It was nearly three in the morning on Sunday when Dennis Mitchell rose with a faint groan from the couch in his Atlanta hotel room, climbed out of his green and black unitard and fell across the length of a portable rubbing table. Massage therapist Terry Simes squirted pools of lotion onto the backs of Mitchell's legs, the ones that had carried him to first place in the 100 meters at the U.S. Olympic Track and Field Trials more than five hours earlier. Simes dug his fingers into Mitchell's depleted hamstrings and calves, salving away the pain.
"Tomorrow, man, tomorrow it'll sink in, what happened out there tonight," said Mitchell. A gauze pad covered the spot on his left biceps at which medical attendants at the Olympic Stadium had stuck needles and emptied two bags of intravenous fluids, trying to stop the cramps that had racked Mitchell's lower legs, his upper legs, even his chest. He had been so dehydrated that it had taken him nearly 90 minutes to produce a urine specimen for drug testing. Now he closed his eyes, which are so cold in competition but at this hour looked like the eyes of a tired child. "Right now," he said, "I'm just numb."
The concept of the trials, which began last Friday and continue through this weekend, is simple enough: Qualify for the Olympic team by finishing in the top three. The reality is that they are a survival test. The first four days spoke as a warning that both the trials and the Olympics to follow, in late July and early August, won't be kind to the old, the weak or the unprepared.
In the gathering haze of Saturday evening, two 34-year-old icons of U.S. track and field, Carl Lewis and Jackie Joyner-Kersee, were served with their notices. Lewis, winner of eight gold medals in three Olympics, cramped badly and finished last in the final of the 100. Joyner-Kersee made the U.S. team in the heptathlon but placed second behind 25-year-old Kelly Blair. Not since 1984 had Joyner-Kersee lost a heptathlon that she had completed.
Two nights later, 37-year-old Mary Slaney took a chip out of the trend. Slaney, the most successful U.S. middle-distance runner in history, finished second in the 5,000 meters. Slaney, whose best Olympic chance was marred by her 1984 entanglement with Zola Budd of Britain, rushed past Libbie Johnson and Amy Rudolph on the final backstretch, stumbled eerily, then sprinted home behind winner Lynn Jennings.
The pressure of the trials was most evident in the men's 100. Having survived three tough rounds on the hard and fast stadium track, eight sprinters sat together in a waiting room beneath the stands just minutes before the final. Lewis tried to wish away the cramps building in his calves, knots that had formed during his semifinal three hours earlier. Jon Drummond, feeling baseball-sized cramps in his hamstrings, softly sang gospel songs to himself and remembered a warning from his mother. "The devil will try to do something to you this week," she had told him.

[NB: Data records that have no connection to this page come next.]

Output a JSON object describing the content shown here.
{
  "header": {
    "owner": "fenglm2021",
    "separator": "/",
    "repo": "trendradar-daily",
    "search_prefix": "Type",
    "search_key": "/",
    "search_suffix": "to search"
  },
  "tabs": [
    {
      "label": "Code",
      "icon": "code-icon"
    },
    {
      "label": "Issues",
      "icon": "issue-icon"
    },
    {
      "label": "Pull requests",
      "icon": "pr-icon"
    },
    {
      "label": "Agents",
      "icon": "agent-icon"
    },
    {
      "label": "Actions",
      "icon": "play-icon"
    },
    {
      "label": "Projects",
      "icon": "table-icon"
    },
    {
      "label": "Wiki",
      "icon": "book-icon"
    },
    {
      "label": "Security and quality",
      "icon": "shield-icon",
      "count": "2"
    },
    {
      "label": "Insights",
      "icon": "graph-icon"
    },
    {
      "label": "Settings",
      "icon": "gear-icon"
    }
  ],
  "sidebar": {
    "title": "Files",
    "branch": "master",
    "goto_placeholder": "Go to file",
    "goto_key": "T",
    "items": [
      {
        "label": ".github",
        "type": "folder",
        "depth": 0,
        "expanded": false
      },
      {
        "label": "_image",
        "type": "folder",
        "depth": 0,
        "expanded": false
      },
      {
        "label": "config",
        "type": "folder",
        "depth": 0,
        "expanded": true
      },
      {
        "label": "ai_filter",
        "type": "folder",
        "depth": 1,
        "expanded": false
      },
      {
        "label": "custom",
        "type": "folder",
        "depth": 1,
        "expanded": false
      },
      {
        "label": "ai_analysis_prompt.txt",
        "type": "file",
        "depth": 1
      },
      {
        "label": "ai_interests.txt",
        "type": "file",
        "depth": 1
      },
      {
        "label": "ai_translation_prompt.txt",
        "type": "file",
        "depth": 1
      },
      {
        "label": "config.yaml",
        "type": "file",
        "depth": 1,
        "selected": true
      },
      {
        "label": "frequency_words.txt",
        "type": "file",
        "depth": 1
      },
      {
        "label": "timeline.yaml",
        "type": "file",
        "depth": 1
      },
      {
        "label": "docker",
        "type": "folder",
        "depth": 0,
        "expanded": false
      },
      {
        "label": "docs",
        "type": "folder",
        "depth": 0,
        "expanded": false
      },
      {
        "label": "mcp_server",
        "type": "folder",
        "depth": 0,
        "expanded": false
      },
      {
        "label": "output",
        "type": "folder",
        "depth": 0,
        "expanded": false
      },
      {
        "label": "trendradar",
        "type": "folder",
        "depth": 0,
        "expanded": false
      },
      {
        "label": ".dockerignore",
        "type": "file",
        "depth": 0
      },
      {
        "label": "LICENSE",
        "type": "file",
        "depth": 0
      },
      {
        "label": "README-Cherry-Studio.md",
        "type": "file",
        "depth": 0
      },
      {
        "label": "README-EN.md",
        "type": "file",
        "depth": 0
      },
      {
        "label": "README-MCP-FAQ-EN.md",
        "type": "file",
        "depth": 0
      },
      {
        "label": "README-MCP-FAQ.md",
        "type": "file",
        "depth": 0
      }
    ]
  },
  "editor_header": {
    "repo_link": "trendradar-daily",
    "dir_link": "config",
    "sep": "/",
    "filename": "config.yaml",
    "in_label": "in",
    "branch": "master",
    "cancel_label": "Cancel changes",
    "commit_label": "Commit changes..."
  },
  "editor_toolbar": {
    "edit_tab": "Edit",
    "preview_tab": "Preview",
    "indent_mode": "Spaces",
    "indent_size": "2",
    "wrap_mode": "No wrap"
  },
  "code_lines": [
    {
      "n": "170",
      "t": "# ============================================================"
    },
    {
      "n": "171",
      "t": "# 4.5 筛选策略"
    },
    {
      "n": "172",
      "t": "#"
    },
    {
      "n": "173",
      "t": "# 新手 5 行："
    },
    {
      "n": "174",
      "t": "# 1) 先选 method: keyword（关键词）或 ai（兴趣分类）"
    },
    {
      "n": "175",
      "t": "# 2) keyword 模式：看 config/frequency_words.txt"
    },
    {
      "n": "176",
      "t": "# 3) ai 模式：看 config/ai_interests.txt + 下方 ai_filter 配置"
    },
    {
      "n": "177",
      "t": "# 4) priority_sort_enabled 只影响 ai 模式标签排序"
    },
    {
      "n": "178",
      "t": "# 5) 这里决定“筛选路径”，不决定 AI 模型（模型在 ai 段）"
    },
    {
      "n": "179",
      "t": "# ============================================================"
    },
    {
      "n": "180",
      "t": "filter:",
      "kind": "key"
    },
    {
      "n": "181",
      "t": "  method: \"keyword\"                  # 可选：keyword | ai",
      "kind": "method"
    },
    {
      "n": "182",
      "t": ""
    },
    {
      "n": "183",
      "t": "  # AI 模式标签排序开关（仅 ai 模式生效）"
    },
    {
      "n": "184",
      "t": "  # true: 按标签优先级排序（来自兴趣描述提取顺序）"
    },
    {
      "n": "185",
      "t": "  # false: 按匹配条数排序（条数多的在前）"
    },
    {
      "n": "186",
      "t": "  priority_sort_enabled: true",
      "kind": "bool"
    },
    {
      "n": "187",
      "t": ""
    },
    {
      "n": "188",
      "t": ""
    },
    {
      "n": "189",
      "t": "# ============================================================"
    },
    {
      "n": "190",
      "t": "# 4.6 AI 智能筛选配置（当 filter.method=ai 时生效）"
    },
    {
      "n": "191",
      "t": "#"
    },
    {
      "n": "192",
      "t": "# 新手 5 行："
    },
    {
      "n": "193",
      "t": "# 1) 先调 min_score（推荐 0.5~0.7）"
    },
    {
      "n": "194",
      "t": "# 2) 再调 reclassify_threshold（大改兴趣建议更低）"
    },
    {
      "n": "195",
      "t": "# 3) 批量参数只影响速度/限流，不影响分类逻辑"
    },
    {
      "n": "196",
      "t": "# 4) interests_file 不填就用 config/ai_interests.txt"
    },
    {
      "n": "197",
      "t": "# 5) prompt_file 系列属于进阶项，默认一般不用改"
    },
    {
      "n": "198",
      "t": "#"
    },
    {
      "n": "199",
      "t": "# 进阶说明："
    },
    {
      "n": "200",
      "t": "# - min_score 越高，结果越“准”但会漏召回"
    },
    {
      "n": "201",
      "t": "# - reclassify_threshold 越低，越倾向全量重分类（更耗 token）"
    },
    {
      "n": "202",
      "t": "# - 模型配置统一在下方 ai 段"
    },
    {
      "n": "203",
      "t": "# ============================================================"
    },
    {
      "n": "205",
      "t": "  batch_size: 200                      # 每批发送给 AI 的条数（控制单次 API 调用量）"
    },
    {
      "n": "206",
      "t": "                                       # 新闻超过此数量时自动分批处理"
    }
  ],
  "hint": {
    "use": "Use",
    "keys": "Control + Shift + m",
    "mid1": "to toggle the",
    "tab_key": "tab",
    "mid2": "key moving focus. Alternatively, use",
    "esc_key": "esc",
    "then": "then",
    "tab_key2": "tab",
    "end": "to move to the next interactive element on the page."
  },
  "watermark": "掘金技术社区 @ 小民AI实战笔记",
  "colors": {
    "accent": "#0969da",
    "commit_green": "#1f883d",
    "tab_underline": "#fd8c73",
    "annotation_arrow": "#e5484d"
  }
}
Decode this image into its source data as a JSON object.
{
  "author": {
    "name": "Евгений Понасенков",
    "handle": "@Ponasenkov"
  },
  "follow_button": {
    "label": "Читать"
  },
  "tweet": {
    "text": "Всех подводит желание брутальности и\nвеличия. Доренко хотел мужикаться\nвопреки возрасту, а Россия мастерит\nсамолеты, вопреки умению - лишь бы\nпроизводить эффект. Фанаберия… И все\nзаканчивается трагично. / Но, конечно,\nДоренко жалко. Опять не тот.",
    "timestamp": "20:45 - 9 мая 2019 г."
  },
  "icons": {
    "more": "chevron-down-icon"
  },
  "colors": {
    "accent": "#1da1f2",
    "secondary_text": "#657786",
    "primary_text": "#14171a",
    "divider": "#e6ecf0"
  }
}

"This was the devil's time, and I couldn't let him win," Drummond would say later. As he sat and waited, he remembered a line of scripture: "No weapon formed against thee shall prosper." Mitchell thought of the 50 friends and family members from Sicklerville, N.J., sitting in the stands wearing their DENNIS MITCHELL, 100-METER GREEN MACHINE T-shirts and of all the effort he had invested to get to this race.
At 9:45 p.m., after one false start, the runners were called to the set position. At the gun, Mitchell popped to the lead, just ahead of Drummond. By 50 meters, Mitchell was three feet clear. He felt the cramps building and fought just to stay upright, but in the seats above the finish line, Mike (Mouse) Holloway, the coach with whom he had reunited last summer in Gainesville, Fla., rose and screamed, "It's over! It's over!" He was right: Mitchell fired through the finish in 9.92 seconds, matching the precocious Ato Boldon of Trinidad for the world's fastest time this year. Mitchell's mother, Lenora, was so excited that she couldn't remember the last half of the race. "Never even saw it," she said.
It has been a season of rebirth for Lenora's 30-year-old son, who in 1995 suffered through breakups with both his wife and his coach, John Smith. Mitchell, bronze medalist in the 100 meters in 1992, works better with Holloway's pounding training style than with Smith's cerebral, rest-oriented methods. "I like to work hard, every day at high noon," says Mitchell. He wore a scowl, a small loop in his right eyebrow and—new this year—a shaved head, all part of his on-track persona.
It was a monumental race for Drummond, too. As he tore down the track, he saw Mike Marsh on the other side of Mitchell and tried to match Marsh's rhythm. "I thought, There's Mike Marsh. If I run with him, I'll make the team," said Drummond. They flashed through together, Marsh second in 10.00, Drummond third in 10.01.